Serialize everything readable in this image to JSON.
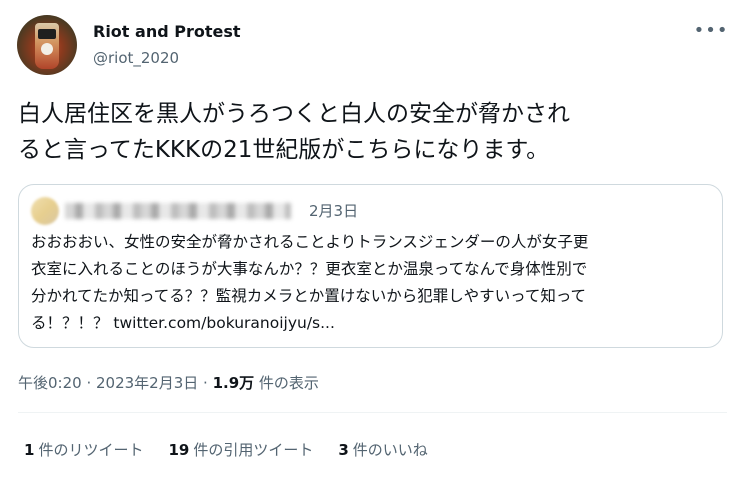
{
  "tweet": {
    "author_name": "Riot and Protest",
    "author_handle": "@riot_2020",
    "text_line1": "白人居住区を黒人がうろつくと白人の安全が脅かされ",
    "text_line2": "ると言ってたKKKの21世紀版がこちらになります。",
    "more_icon": "more-horizontal-icon",
    "timestamp": "午後0:20 · 2023年2月3日",
    "views_separator": " · ",
    "views_count": "1.9万",
    "views_label": " 件の表示"
  },
  "quote": {
    "date": "2月3日",
    "text_line1": "おおおおい、女性の安全が脅かされることよりトランスジェンダーの人が女子更",
    "text_line2": "衣室に入れることのほうが大事なんか？？更衣室とか温泉ってなんで身体性別で",
    "text_line3": "分かれてたか知ってる？？監視カメラとか置けないから犯罪しやすいって知って",
    "text_line4": "る！？！？ twitter.com/bokuranoijyu/s..."
  },
  "stats": {
    "retweets_count": "1",
    "retweets_label": "件のリツイート",
    "quotes_count": "19",
    "quotes_label": "件の引用ツイート",
    "likes_count": "3",
    "likes_label": "件のいいね"
  }
}
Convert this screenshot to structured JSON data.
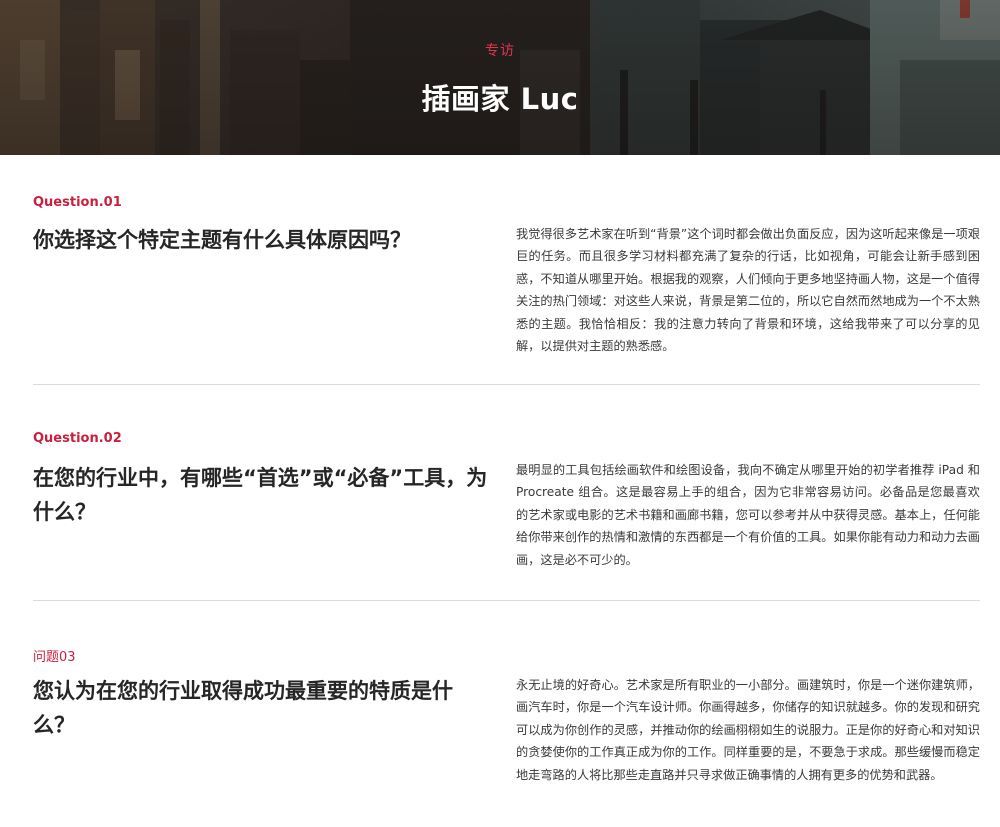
{
  "hero": {
    "tag": "专访",
    "title": "插画家 Luc"
  },
  "sections": [
    {
      "label": "Question.01",
      "question": "你选择这个特定主题有什么具体原因吗？",
      "answer": "我觉得很多艺术家在听到“背景”这个词时都会做出负面反应，因为这听起来像是一项艰巨的任务。而且很多学习材料都充满了复杂的行话，比如视角，可能会让新手感到困惑，不知道从哪里开始。根据我的观察，人们倾向于更多地坚持画人物，这是一个值得关注的热门领域：对这些人来说，背景是第二位的，所以它自然而然地成为一个不太熟悉的主题。我恰恰相反：我的注意力转向了背景和环境，这给我带来了可以分享的见解，以提供对主题的熟悉感。"
    },
    {
      "label": "Question.02",
      "question": "在您的行业中，有哪些“首选”或“必备”工具，为什么？",
      "answer": "最明显的工具包括绘画软件和绘图设备，我向不确定从哪里开始的初学者推荐 iPad 和 Procreate 组合。这是最容易上手的组合，因为它非常容易访问。必备品是您最喜欢的艺术家或电影的艺术书籍和画廊书籍，您可以参考并从中获得灵感。基本上，任何能给你带来创作的热情和激情的东西都是一个有价值的工具。如果你能有动力和动力去画画，这是必不可少的。"
    },
    {
      "label": "问题03",
      "question": "您认为在您的行业取得成功最重要的特质是什么？",
      "answer": "永无止境的好奇心。艺术家是所有职业的一小部分。画建筑时，你是一个迷你建筑师，画汽车时，你是一个汽车设计师。你画得越多，你储存的知识就越多。你的发现和研究可以成为你创作的灵感，并推动你的绘画栩栩如生的说服力。正是你的好奇心和对知识的贪婪使你的工作真正成为你的工作。同样重要的是，不要急于求成。那些缓慢而稳定地走弯路的人将比那些走直路并只寻求做正确事情的人拥有更多的优势和武器。"
    }
  ],
  "colors": {
    "accent": "#c8213f",
    "tag": "#e0344f",
    "divider": "#dcdcdc"
  }
}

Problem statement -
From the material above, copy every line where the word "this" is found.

Output of the exercise -
Serialize everything readable in this image to JSON.
Convert this screenshot to structured JSON data.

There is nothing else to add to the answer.